Each entry is to be given again precisely, and no picture may be carried over.

____ Exercise materials

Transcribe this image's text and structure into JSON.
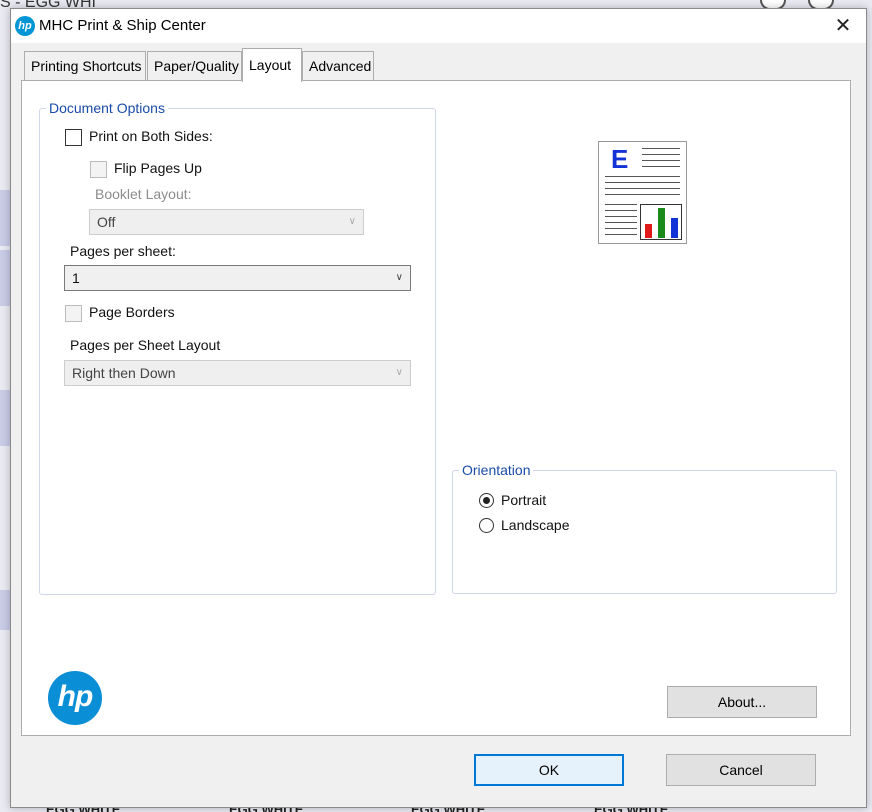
{
  "background": {
    "title_fragment": "S - EGG WHI",
    "bottom_items": [
      "EGG WHITE",
      "EGG WHITE",
      "EGG WHITE",
      "EGG WHITE"
    ]
  },
  "dialog": {
    "title": "MHC Print & Ship Center",
    "close_glyph": "✕",
    "app_icon_text": "hp"
  },
  "tabs": [
    {
      "label": "Printing Shortcuts",
      "active": false
    },
    {
      "label": "Paper/Quality",
      "active": false
    },
    {
      "label": "Layout",
      "active": true
    },
    {
      "label": "Advanced",
      "active": false
    }
  ],
  "document_options": {
    "legend": "Document Options",
    "print_both_sides": {
      "label": "Print on Both Sides:",
      "checked": false
    },
    "flip_pages_up": {
      "label": "Flip Pages Up",
      "checked": false,
      "enabled": false
    },
    "booklet_layout": {
      "label": "Booklet Layout:",
      "value": "Off",
      "enabled": false
    },
    "pages_per_sheet": {
      "label": "Pages per sheet:",
      "value": "1"
    },
    "page_borders": {
      "label": "Page Borders",
      "checked": false,
      "enabled": false
    },
    "pages_per_sheet_layout": {
      "label": "Pages per Sheet Layout",
      "value": "Right then Down",
      "enabled": false
    }
  },
  "orientation": {
    "legend": "Orientation",
    "options": [
      {
        "label": "Portrait",
        "selected": true
      },
      {
        "label": "Landscape",
        "selected": false
      }
    ]
  },
  "buttons": {
    "about": "About...",
    "ok": "OK",
    "cancel": "Cancel"
  },
  "logo": {
    "text": "hp"
  },
  "colors": {
    "accent": "#0078d7",
    "legend_text": "#1a4ca8",
    "hp_blue": "#0a8fd6",
    "preview_e": "#1433d6",
    "preview_bars": [
      "#e01919",
      "#1a8a1a",
      "#1433d6"
    ]
  }
}
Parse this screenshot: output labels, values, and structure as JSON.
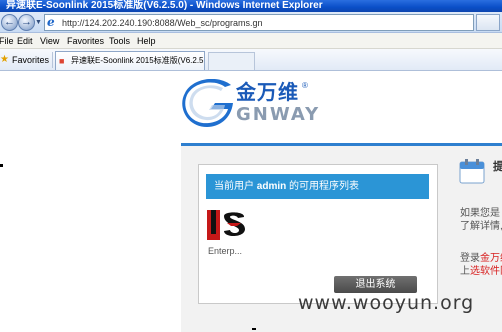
{
  "window": {
    "title": "异速联E-Soonlink 2015标准版(V6.2.5.0) - Windows Internet Explorer",
    "address": "http://124.202.240.190:8088/Web_sc/programs.gn"
  },
  "menu": {
    "items": [
      "File",
      "Edit",
      "View",
      "Favorites",
      "Tools",
      "Help"
    ]
  },
  "favorites_bar": {
    "favorites_label": "Favorites",
    "tab_title": "异速联E-Soonlink 2015标准版(V6.2.5.0)"
  },
  "logo": {
    "cn": "金万维",
    "en": "GNWAY",
    "reg": "®"
  },
  "program_box": {
    "header_pre": "当前用户",
    "user": "admin",
    "header_post": "的可用程序列表",
    "app_label": "Enterp..."
  },
  "logout_label": "退出系统",
  "side": {
    "title": "提",
    "line1": "如果您是",
    "line2": "了解详情,",
    "line3_pre": "登录",
    "line3_hl": "金万纬",
    "line4_pre": "上",
    "line4_hl": "选软件网"
  },
  "watermark": "www.wooyun.org",
  "colors": {
    "header_blue": "#2b95d6",
    "accent_rule": "#2e7fcf",
    "link_red": "#d82020"
  }
}
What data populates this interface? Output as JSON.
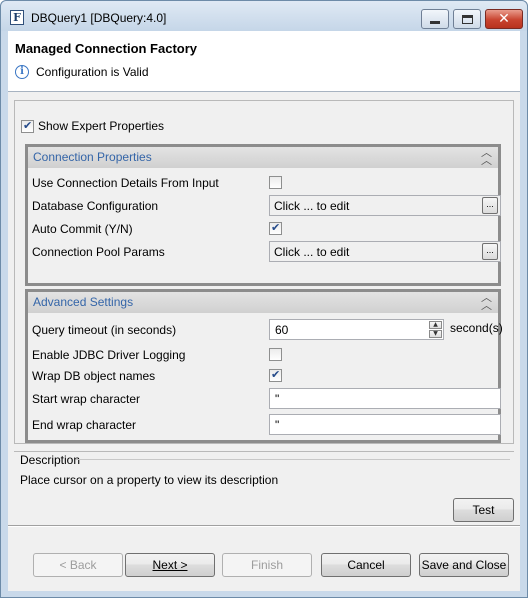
{
  "window": {
    "title": "DBQuery1 [DBQuery:4.0]",
    "app_icon_letter": "F"
  },
  "header": {
    "title": "Managed Connection Factory",
    "status": "Configuration is Valid"
  },
  "show_expert": {
    "label": "Show Expert Properties",
    "checked": true
  },
  "connection_group": {
    "title": "Connection Properties",
    "use_conn_details": {
      "label": "Use Connection Details From Input",
      "checked": false
    },
    "db_config": {
      "label": "Database Configuration",
      "value": "Click ... to edit",
      "button": "..."
    },
    "auto_commit": {
      "label": "Auto Commit (Y/N)",
      "checked": true
    },
    "pool_params": {
      "label": "Connection Pool Params",
      "value": "Click ... to edit",
      "button": "..."
    }
  },
  "advanced_group": {
    "title": "Advanced Settings",
    "query_timeout": {
      "label": "Query timeout (in seconds)",
      "value": "60",
      "unit": "second(s)"
    },
    "jdbc_logging": {
      "label": "Enable JDBC Driver Logging",
      "checked": false
    },
    "wrap_names": {
      "label": "Wrap DB object names",
      "checked": true
    },
    "start_wrap": {
      "label": "Start wrap character",
      "value": "\""
    },
    "end_wrap": {
      "label": "End wrap character",
      "value": "\""
    }
  },
  "description": {
    "title": "Description",
    "text": "Place cursor on a property to view its description"
  },
  "buttons": {
    "test": "Test",
    "back": "< Back",
    "next": "Next >",
    "finish": "Finish",
    "cancel": "Cancel",
    "save_close": "Save and Close"
  },
  "icons": {
    "info": "info-icon",
    "collapse": "double-chevron-up-icon"
  }
}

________

§ **Exercise response**:
Transcribe this image's text and structure into JSON.
{
  "background": {
    "title_fragment": "S - EGG WHI",
    "bottom_items": [
      "EGG WHITE",
      "EGG WHITE",
      "EGG WHITE",
      "EGG WHITE"
    ]
  },
  "dialog": {
    "title": "MHC Print & Ship Center",
    "close_glyph": "✕",
    "app_icon_text": "hp"
  },
  "tabs": [
    {
      "label": "Printing Shortcuts",
      "active": false
    },
    {
      "label": "Paper/Quality",
      "active": false
    },
    {
      "label": "Layout",
      "active": true
    },
    {
      "label": "Advanced",
      "active": false
    }
  ],
  "document_options": {
    "legend": "Document Options",
    "print_both_sides": {
      "label": "Print on Both Sides:",
      "checked": false
    },
    "flip_pages_up": {
      "label": "Flip Pages Up",
      "checked": false,
      "enabled": false
    },
    "booklet_layout": {
      "label": "Booklet Layout:",
      "value": "Off",
      "enabled": false
    },
    "pages_per_sheet": {
      "label": "Pages per sheet:",
      "value": "1"
    },
    "page_borders": {
      "label": "Page Borders",
      "checked": false,
      "enabled": false
    },
    "pages_per_sheet_layout": {
      "label": "Pages per Sheet Layout",
      "value": "Right then Down",
      "enabled": false
    }
  },
  "orientation": {
    "legend": "Orientation",
    "options": [
      {
        "label": "Portrait",
        "selected": true
      },
      {
        "label": "Landscape",
        "selected": false
      }
    ]
  },
  "buttons": {
    "about": "About...",
    "ok": "OK",
    "cancel": "Cancel"
  },
  "logo": {
    "text": "hp"
  },
  "colors": {
    "accent": "#0078d7",
    "legend_text": "#1a4ca8",
    "hp_blue": "#0a8fd6",
    "preview_e": "#1433d6",
    "preview_bars": [
      "#e01919",
      "#1a8a1a",
      "#1433d6"
    ]
  }
}
Parse this screenshot: output labels, values, and structure as JSON.
{
  "window": {
    "title": "异速联E-Soonlink 2015标准版(V6.2.5.0) - Windows Internet Explorer",
    "address": "http://124.202.240.190:8088/Web_sc/programs.gn"
  },
  "menu": {
    "items": [
      "File",
      "Edit",
      "View",
      "Favorites",
      "Tools",
      "Help"
    ]
  },
  "favorites_bar": {
    "favorites_label": "Favorites",
    "tab_title": "异速联E-Soonlink 2015标准版(V6.2.5.0)"
  },
  "logo": {
    "cn": "金万维",
    "en": "GNWAY",
    "reg": "®"
  },
  "program_box": {
    "header_pre": "当前用户",
    "user": "admin",
    "header_post": "的可用程序列表",
    "app_label": "Enterp..."
  },
  "logout_label": "退出系统",
  "side": {
    "title": "提",
    "line1": "如果您是",
    "line2": "了解详情,",
    "line3_pre": "登录",
    "line3_hl": "金万纬",
    "line4_pre": "上",
    "line4_hl": "选软件网"
  },
  "watermark": "www.wooyun.org",
  "colors": {
    "header_blue": "#2b95d6",
    "accent_rule": "#2e7fcf",
    "link_red": "#d82020"
  }
}
What data populates this interface? Output as JSON.
{
  "window": {
    "title": "DBQuery1 [DBQuery:4.0]",
    "app_icon_letter": "F"
  },
  "header": {
    "title": "Managed Connection Factory",
    "status": "Configuration is Valid"
  },
  "show_expert": {
    "label": "Show Expert Properties",
    "checked": true
  },
  "connection_group": {
    "title": "Connection Properties",
    "use_conn_details": {
      "label": "Use Connection Details From Input",
      "checked": false
    },
    "db_config": {
      "label": "Database Configuration",
      "value": "Click ... to edit",
      "button": "..."
    },
    "auto_commit": {
      "label": "Auto Commit (Y/N)",
      "checked": true
    },
    "pool_params": {
      "label": "Connection Pool Params",
      "value": "Click ... to edit",
      "button": "..."
    }
  },
  "advanced_group": {
    "title": "Advanced Settings",
    "query_timeout": {
      "label": "Query timeout (in seconds)",
      "value": "60",
      "unit": "second(s)"
    },
    "jdbc_logging": {
      "label": "Enable JDBC Driver Logging",
      "checked": false
    },
    "wrap_names": {
      "label": "Wrap DB object names",
      "checked": true
    },
    "start_wrap": {
      "label": "Start wrap character",
      "value": "\""
    },
    "end_wrap": {
      "label": "End wrap character",
      "value": "\""
    }
  },
  "description": {
    "title": "Description",
    "text": "Place cursor on a property to view its description"
  },
  "buttons": {
    "test": "Test",
    "back": "< Back",
    "next": "Next >",
    "finish": "Finish",
    "cancel": "Cancel",
    "save_close": "Save and Close"
  },
  "icons": {
    "info": "info-icon",
    "collapse": "double-chevron-up-icon"
  }
}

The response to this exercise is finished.